Login et outils

As wealthy parents turn to ‘pandemic pods,’ startups aim to make them equitable

 — 9 juillet 2020
Affluent families were quick to explore pandemic pods as an alternative to solitary virtual school. Now, startups are looking for ways to make the model available to all.

In certain communities across America, learning pods, or pandemic pods, have become all the rage. Parents eager to offer their children socialization and some form of in-person instruction (and working parents simply eager to solve the problem of child care) are banding together to turn basements, garages, and living rooms into minischools for half a dozen families. Some families are hiring a teacher to supervise and lead activities, and some are relying on one another. Most plan to keep the enrollment in traditional school and use the pod as a supplement.

Almost as soon as learning pods emerged as a trend, concerns about equity followed. Not every family has the resources to hire a private teacher, and not every family lives in a community where homes have extra space for desks, bean bags, and art supplies. Indeed, in many cases, families are grappling with far more essential challenges, such as putting food on the table or finding stable shelter. In New York City alone, 114,000 children are homeless.

But for a growing number of entrepreneurs, that resource imbalance is a problem to be solved, not a reason to give up on learning pods entirely. They argue that with the right approach to design and funding, learning pods could become a solution that works for everyone.

Education investor and former teacher Michael Staton, a partner at Learn Capital, is trying to connect parents with one another and with third-party resources, for free. His site, PandemicPods.org, which has been gaining traction through local parent groups on Facebook, targets families looking to take a DIY approach and minimize their costs.

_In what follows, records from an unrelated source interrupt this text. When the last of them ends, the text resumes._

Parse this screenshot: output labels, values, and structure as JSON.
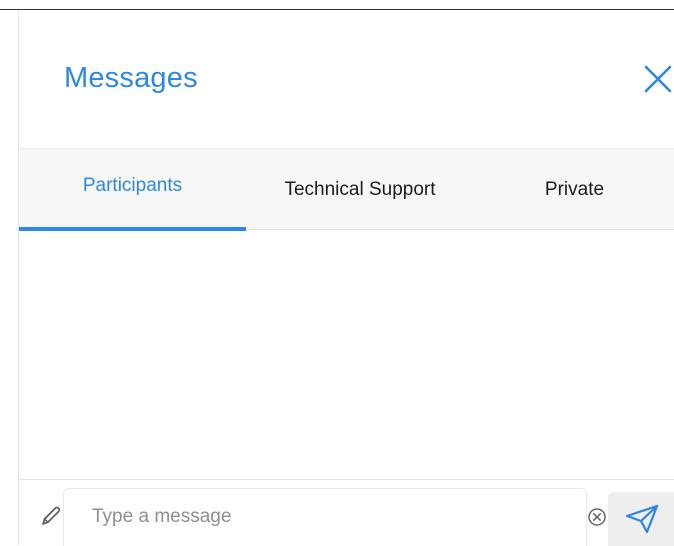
{
  "panel": {
    "title": "Messages"
  },
  "tabs": [
    {
      "label": "Participants",
      "active": true
    },
    {
      "label": "Technical Support",
      "active": false
    },
    {
      "label": "Private",
      "active": false
    }
  ],
  "composer": {
    "placeholder": "Type a message",
    "value": ""
  },
  "icons": {
    "close": "close-icon",
    "edit": "pencil-icon",
    "clear": "clear-circle-icon",
    "send": "send-icon"
  },
  "colors": {
    "accent": "#2b88e6",
    "tab_bar_bg": "#f7f7f7",
    "send_button_bg": "#eeeeee"
  }
}
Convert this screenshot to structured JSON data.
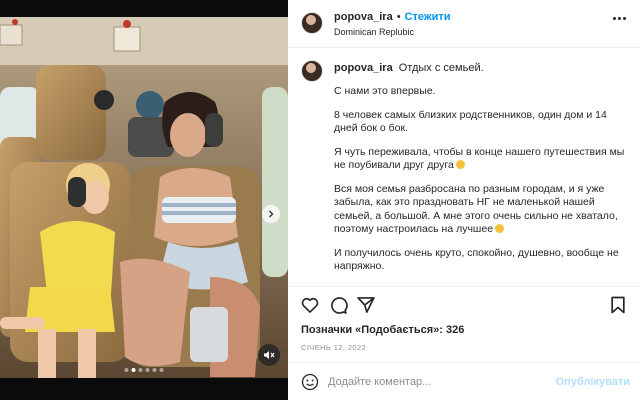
{
  "post": {
    "username": "popova_ira",
    "follow_label": "Стежити",
    "location": "Dominican Replubic",
    "caption_title": "Отдых с семьей.",
    "caption_paragraphs": [
      "С нами это впервые.",
      "8 человек самых близких родственников, один дом и 14 дней бок о бок.",
      "Я чуть переживала, чтобы в конце нашего путешествия мы не поубивали друг друга",
      "Вся моя семья разбросана по разным городам, и я уже забыла, как это праздновать НГ не маленькой нашей семьей, а большой. А мне этого очень сильно не хватало, поэтому настроилась на лучшее",
      "И получилось очень круто, спокойно, душевно, вообще не напряжно."
    ],
    "likes_text": "Позначки «Подобається»: 326",
    "date": "січень 12, 2022",
    "carousel": {
      "slides": 6,
      "active_index": 1
    }
  },
  "icons": {
    "more": "more-icon",
    "like": "heart-icon",
    "comment": "comment-icon",
    "share": "share-icon",
    "save": "bookmark-icon",
    "emoji": "smile-icon",
    "mute": "muted-speaker-icon",
    "next": "chevron-right-icon"
  },
  "comment": {
    "placeholder": "Додайте коментар...",
    "post_label": "Опублікувати"
  },
  "colors": {
    "accent": "#0095f6",
    "post_disabled": "#b2dffc",
    "muted_text": "#8e8e8e"
  }
}
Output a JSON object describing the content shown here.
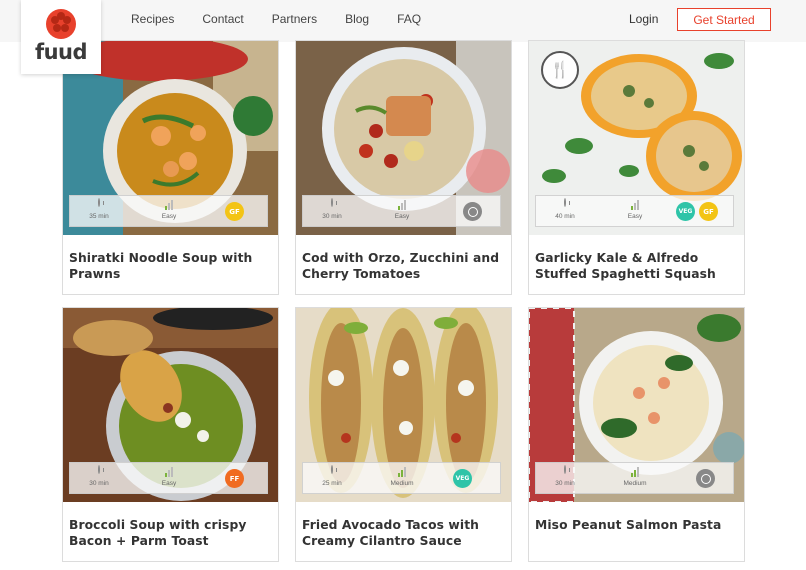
{
  "brand": {
    "name": "fuud"
  },
  "nav": {
    "items": [
      "Recipes",
      "Contact",
      "Partners",
      "Blog",
      "FAQ"
    ],
    "login": "Login",
    "cta": "Get Started"
  },
  "colors": {
    "accent": "#e8412c",
    "gf_badge": "#f3c415",
    "veg_badge": "#2ec4a8",
    "ff_badge": "#f06b21"
  },
  "recipes": [
    {
      "title": "Shiratki Noodle Soup with Prawns",
      "time": "35 min",
      "difficulty": "Easy",
      "difficulty_level": 1,
      "badges": [
        "GF"
      ]
    },
    {
      "title": "Cod with Orzo, Zucchini and Cherry Tomatoes",
      "time": "30 min",
      "difficulty": "Easy",
      "difficulty_level": 1,
      "badges": [
        "icon"
      ]
    },
    {
      "title": "Garlicky Kale & Alfredo Stuffed Spaghetti Squash",
      "time": "40 min",
      "difficulty": "Easy",
      "difficulty_level": 1,
      "badges": [
        "VEG",
        "GF"
      ]
    },
    {
      "title": "Broccoli Soup with crispy Bacon + Parm Toast",
      "time": "30 min",
      "difficulty": "Easy",
      "difficulty_level": 1,
      "badges": [
        "FF"
      ]
    },
    {
      "title": "Fried Avocado Tacos with Creamy Cilantro Sauce",
      "time": "25 min",
      "difficulty": "Medium",
      "difficulty_level": 2,
      "badges": [
        "VEG"
      ]
    },
    {
      "title": "Miso Peanut Salmon Pasta",
      "time": "30 min",
      "difficulty": "Medium",
      "difficulty_level": 2,
      "badges": [
        "icon"
      ]
    }
  ]
}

Thèmes : COVID, Éducation, Social  
Mots-clés : Distanciation sociale


Laissez vous dériver… choisissez votre prochaine étape

Le dating de demain n'est pas celui que vous croyez
L'été nous appartient aussi
La dernière "sorcière" de Salem officiellement exonérée, 329 après
La grande démission
Tinder est mort, les Z pensent trouver l'amour grâce à la manifestation
À Bagnolet, l’écologie populaire inaugure sa maison, Verdragon.
En amour, la génération Z préfère le trouple
La Thaïlande va créer un visa de 10 ans pour les télétravailleurs des grandes entreprises
Le litre de lait estampillé « C’est qui le patron » vient de « prendre » 4 centimes. Tout augmente, mais cette hausse-là, la société coopérative, qui travaille avec dix-sept exploitants de l’Allier, a voulu la fêter : « Nos produits rémunèrent au juste prix les producteurs ».